Australia’s senate passed a bill on March 30 amending pre-existing laws to allow the procedure in certain circumstances.
The goal of this procedure is to prevent genetic disorders caused by defective mitochondria, the power plants inside our cells that provide energy for normal growth and development. When mitochondria don't produce any energy at all, the resulting genetic disorders are quickly fatal. When mitochondria make only a little energy, children can have severe illnesses and disabilities.
"The outcomes from this problem are really severe, and it's highly likely that the baby will be very sick or die," says Arthur Caplan, PhD, head of the division of medical ethics at the New York University Grossman School of Medicine in New York City.
Mitochondria have a little bit of DNA, and children inherit them from their mother. To avoid children inheriting this damaged genetic material, mitochondrial donation, also known as three-parent in vitro fertilization (IVF), takes the nucleus, which contains most of the DNA that makes us who we are, from an egg of the mother and puts it into a donated egg from a woman with healthy mitochondria.
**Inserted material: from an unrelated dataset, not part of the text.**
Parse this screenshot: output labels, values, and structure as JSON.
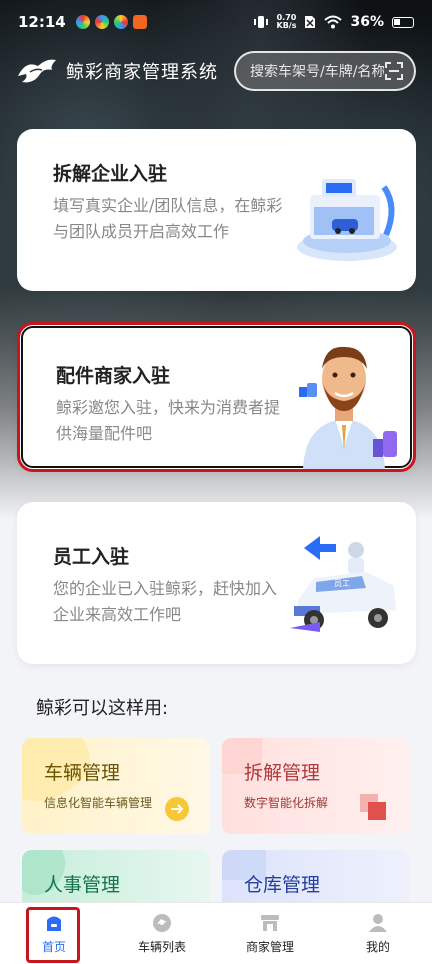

One ethnical conundrum about mitochondrial donation is that any child conceived this way would inherit modified DNA and pass that along to their own children.
"I think it's likely that we are going to go down this road to repair disease," Caplan says. "I don't think all genetic engineering of embryos is wrong, but we have to draw the line between enhancement versus treating disease."
For couples who want a child that shares at least some of their own DNA, there are other ways to have a child without damaged mitochondria. One option would be genetic screening of their embryos to find healthy embryos without this defect, which would work for some women who have relatively few mitochondrial mutations. Another alternative is using a donor egg from a woman with healthy mitochondria.
Mitochondrial donation may appeal to couples who want their children to have a genetic connection to both parents, Caplan says. But prospective parents also need to be aware that this procedure is relatively new and, unlike egg donation, doesn't have a long track record of success.
"It looks promising, but we don’t have the full safety picture yet and we're not going to start to get it for another decade or so," Caplan cautions. "I do think it's worth offering as one option, but you also have to get people to think about how important it is to have a biological child together and make sure that they understand that even if we try this technique, we don't know the long-term outcomes for children yet."